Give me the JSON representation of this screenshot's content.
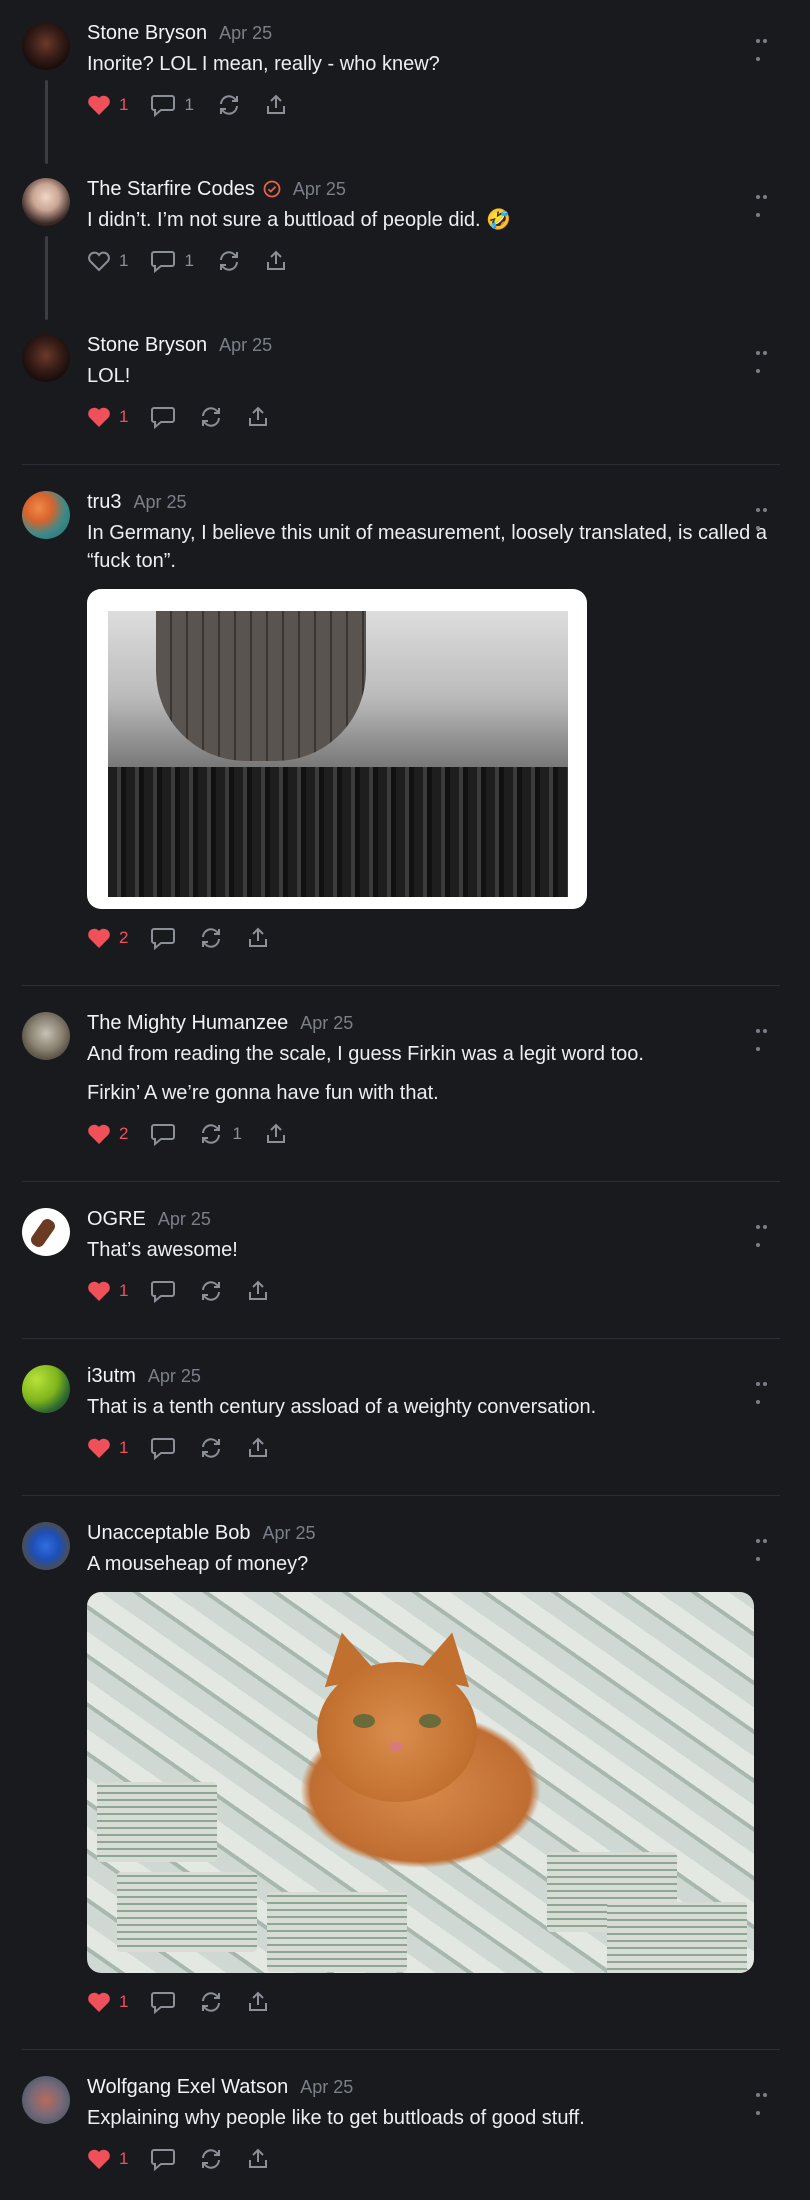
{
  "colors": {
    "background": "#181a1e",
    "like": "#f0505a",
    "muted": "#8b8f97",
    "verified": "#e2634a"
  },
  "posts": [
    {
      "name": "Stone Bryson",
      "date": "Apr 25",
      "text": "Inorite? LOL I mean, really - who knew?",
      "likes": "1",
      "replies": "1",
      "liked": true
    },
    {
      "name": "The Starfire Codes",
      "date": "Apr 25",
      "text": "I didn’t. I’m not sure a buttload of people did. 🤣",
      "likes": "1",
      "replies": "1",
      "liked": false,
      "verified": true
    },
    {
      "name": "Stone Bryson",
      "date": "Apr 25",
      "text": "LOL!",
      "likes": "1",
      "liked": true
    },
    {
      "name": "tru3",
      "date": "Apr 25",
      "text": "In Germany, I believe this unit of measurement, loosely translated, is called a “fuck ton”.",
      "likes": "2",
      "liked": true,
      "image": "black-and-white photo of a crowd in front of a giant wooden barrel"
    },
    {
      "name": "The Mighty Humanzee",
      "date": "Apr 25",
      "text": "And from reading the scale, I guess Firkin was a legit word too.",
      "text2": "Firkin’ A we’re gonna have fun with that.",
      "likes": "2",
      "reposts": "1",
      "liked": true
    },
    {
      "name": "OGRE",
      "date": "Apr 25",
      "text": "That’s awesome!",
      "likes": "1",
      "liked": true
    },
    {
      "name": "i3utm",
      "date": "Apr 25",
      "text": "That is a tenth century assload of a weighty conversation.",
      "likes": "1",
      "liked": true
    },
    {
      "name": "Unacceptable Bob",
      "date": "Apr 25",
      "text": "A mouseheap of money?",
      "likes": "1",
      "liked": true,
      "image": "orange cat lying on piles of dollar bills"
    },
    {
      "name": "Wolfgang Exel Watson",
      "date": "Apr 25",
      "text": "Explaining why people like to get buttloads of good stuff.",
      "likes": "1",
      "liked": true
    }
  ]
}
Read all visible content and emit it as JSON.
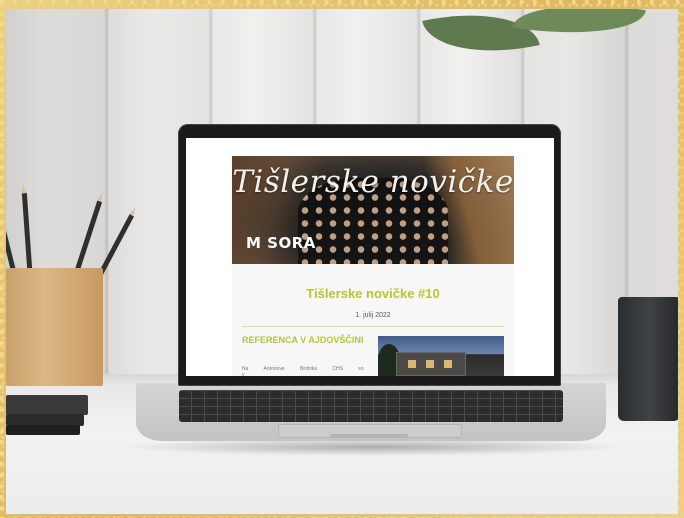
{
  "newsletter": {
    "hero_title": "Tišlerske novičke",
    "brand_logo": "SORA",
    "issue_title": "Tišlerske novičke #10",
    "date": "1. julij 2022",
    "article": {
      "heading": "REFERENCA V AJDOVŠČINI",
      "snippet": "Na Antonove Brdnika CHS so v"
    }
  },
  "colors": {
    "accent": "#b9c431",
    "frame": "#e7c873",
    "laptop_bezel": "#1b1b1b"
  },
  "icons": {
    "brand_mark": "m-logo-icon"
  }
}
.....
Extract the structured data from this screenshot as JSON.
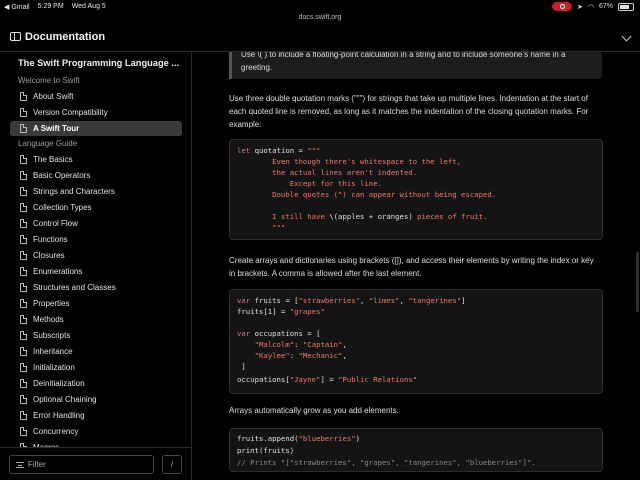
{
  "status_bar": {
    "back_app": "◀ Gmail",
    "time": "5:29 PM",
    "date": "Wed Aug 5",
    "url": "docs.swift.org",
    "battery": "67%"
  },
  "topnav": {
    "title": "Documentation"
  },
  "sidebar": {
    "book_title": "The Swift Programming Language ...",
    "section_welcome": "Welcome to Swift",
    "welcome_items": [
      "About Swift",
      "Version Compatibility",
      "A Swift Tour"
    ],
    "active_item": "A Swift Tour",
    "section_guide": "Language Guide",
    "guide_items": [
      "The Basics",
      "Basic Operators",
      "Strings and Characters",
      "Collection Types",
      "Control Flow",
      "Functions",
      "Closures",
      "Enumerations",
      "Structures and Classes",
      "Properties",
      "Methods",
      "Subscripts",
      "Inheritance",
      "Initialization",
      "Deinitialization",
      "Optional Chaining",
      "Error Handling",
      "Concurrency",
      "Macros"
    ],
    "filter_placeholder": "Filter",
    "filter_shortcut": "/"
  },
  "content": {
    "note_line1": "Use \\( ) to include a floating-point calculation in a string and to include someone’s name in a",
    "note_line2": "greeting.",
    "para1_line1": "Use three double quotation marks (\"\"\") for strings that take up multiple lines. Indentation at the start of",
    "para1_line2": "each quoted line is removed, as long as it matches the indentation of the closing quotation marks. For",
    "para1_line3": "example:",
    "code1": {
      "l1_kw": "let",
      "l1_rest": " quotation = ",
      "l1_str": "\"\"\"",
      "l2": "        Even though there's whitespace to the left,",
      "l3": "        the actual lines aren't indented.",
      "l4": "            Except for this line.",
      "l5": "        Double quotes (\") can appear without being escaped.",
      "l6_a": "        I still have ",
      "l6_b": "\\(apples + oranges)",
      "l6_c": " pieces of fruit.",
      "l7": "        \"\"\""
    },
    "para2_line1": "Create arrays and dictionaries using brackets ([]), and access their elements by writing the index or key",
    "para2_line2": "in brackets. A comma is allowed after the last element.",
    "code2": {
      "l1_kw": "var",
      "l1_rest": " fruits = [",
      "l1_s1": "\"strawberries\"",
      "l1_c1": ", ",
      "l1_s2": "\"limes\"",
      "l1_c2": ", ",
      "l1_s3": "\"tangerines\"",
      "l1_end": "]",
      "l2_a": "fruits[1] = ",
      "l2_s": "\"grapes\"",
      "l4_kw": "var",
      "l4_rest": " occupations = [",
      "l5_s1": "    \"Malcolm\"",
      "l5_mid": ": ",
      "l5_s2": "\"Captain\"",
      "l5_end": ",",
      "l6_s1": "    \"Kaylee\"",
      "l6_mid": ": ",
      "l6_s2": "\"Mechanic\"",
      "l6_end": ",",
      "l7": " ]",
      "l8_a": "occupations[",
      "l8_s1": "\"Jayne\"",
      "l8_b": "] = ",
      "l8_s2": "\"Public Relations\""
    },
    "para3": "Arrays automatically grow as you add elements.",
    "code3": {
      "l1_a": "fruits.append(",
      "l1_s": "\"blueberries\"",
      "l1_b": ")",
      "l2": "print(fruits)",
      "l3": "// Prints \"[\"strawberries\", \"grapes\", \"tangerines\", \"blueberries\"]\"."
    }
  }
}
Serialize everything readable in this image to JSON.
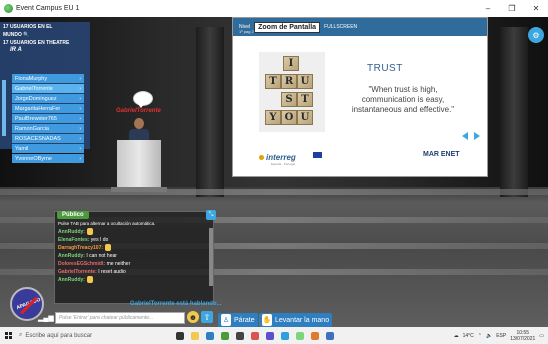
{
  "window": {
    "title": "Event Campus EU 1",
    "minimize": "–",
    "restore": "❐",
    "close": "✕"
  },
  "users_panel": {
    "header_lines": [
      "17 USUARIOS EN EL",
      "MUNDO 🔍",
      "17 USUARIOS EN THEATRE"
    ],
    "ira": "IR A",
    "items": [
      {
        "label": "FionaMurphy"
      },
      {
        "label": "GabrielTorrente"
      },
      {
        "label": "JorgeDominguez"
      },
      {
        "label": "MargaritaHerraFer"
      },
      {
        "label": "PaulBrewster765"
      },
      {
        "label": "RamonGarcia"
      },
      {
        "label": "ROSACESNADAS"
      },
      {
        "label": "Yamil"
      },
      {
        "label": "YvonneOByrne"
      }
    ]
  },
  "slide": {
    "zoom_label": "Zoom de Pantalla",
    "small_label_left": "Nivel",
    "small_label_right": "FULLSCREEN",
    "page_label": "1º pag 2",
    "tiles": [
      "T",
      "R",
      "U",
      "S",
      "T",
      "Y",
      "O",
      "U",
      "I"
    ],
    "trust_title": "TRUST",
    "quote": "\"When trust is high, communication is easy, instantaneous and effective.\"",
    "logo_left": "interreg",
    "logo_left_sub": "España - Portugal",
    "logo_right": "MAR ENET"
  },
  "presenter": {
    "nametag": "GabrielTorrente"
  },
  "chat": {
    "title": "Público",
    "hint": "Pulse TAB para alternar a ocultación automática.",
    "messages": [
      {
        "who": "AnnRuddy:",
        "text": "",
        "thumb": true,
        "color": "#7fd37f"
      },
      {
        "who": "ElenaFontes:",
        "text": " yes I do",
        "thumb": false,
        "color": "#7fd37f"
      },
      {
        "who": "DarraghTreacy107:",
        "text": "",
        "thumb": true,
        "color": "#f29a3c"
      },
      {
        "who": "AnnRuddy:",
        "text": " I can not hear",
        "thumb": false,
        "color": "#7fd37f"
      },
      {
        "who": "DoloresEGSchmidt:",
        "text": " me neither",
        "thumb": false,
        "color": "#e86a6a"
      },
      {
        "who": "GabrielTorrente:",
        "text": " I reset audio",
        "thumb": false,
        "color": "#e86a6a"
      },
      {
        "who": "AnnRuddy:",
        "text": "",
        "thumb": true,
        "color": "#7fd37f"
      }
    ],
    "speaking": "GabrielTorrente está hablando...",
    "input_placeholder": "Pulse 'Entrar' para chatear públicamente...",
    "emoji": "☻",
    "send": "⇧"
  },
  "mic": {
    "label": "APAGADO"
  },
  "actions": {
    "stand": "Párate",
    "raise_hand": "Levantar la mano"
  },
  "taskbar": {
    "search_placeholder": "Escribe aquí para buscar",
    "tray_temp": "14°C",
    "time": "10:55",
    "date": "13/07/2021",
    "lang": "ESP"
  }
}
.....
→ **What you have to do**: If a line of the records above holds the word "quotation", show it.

→ **Solution for this task**:
    "para1_line1": "Use three double quotation marks (\"\"\") for strings that take up multiple lines. Indentation at the start of",
    "para1_line2": "each quoted line is removed, as long as it matches the indentation of the closing quotation marks. For",
      "l1_rest": " quotation = ",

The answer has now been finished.